Security giants G4S and Serco suffered heavy falls yesterday after a review found the firms had overcharged the UK government by tens of millions of pounds for running electronic criminal tagging schemes.
The scandal-hit blue chips were the two biggest fallers on the FTSE 100 index after it was revealed they now face a review of all their contracts following the government audit, which found evidence they had billed for tagging criminals who were either dead, in prison or never tagged in the first place. G4S fell 12.6p to 213p, while Serco dropped 54p to 626.5p.

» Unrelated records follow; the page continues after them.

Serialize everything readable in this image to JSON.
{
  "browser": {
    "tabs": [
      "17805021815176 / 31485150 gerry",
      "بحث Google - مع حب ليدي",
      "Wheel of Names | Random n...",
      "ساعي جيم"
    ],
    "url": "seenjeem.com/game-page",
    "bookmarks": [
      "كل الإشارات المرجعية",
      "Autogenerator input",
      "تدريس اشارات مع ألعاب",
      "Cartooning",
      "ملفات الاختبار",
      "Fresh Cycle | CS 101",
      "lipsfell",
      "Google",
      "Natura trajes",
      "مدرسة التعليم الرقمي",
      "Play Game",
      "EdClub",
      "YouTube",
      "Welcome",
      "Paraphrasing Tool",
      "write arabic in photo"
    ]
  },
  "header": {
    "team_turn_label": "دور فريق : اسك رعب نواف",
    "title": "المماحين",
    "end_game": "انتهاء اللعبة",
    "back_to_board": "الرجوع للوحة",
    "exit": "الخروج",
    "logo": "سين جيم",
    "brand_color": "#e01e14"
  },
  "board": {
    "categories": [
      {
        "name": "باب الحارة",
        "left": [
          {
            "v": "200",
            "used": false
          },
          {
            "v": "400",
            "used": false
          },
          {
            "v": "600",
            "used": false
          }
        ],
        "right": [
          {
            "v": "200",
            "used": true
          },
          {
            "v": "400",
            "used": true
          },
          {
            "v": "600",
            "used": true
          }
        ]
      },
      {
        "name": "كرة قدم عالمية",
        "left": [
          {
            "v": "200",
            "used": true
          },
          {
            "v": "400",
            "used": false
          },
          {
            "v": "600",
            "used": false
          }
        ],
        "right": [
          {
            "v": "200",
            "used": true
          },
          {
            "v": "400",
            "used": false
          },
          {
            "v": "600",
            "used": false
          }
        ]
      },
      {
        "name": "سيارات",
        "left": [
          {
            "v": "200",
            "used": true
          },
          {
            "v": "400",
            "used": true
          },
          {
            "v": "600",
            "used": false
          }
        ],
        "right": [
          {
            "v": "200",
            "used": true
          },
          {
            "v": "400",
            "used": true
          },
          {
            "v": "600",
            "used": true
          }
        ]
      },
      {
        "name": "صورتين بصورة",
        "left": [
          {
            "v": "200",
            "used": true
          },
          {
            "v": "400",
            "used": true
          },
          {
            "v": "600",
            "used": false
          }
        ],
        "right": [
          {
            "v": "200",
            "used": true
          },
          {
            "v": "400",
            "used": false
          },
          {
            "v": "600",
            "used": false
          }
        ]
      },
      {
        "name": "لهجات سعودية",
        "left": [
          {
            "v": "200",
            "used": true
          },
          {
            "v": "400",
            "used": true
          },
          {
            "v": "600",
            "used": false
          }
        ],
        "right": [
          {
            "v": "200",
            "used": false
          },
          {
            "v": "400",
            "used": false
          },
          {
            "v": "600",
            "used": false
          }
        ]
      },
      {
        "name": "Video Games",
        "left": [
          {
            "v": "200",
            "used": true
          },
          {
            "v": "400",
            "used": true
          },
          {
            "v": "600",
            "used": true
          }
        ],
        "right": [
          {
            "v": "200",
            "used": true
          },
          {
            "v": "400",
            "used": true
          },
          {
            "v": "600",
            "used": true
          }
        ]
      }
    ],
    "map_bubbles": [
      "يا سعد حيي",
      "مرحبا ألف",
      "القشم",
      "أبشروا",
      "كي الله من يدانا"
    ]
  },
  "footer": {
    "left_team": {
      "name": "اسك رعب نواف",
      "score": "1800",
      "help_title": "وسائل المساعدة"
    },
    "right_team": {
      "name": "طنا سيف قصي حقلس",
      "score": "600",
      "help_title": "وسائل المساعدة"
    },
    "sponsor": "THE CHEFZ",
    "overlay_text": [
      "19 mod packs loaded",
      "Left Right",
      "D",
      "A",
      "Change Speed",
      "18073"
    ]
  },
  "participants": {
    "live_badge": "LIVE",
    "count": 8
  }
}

The wider top tier made steady gains though – closing 38.45 points higher at 6,543.41 – as global markets resumed their rally after minutes of the United States Federal Reserve’s meeting eased fears of an imminent tapering of monetary stimulus.
Shai Heffetz, managing director at spread-betting provider InterTrader, said: “We remain bullish – the next target is 6,605.”
Sentiment was also boosted by a string of positive trading updates. Associated British Foods jumped 5 per cent or 92p to 1,907p after it reported a return to form for its Primark clothing division, with total sales up 20 per cent in the 16 weeks to 22 June.
Outside the top flight, Balfour Beatty defied tough construction markets with growing sales in the US and improving profitability in the UK, lifting its shares 6.2p higher to 225.7p.
Takeover talk surrounding Swedish Match gave shares in British American Tobacco (BAT) a boost after the firm was mentioned as a possible buyer, alongside Japan Tobacco and Philip Morris.
BAT climbed 13p to end the day at 3,495p, while rival Imperial Tobacco dipped 12p to close at 2,273p.
NEW YORK: The S&P 500 and Dow industrials closed at record highs last night, a day after Federal Reserve chairman Ben Bernanke reasserted that US monetary policy will remain accommodative for some time.
The Dow Jones rose 169.72 points or 1.11 per cent, to close at 15,461.38, while the S&P 500 gained 22.46 points or 1.36 per cent, ending on 1,675.08 and the Nasdaq Composite added 57.55 points or 1.63 per cent, to finish at 3,578.3, its highest close since October 2000.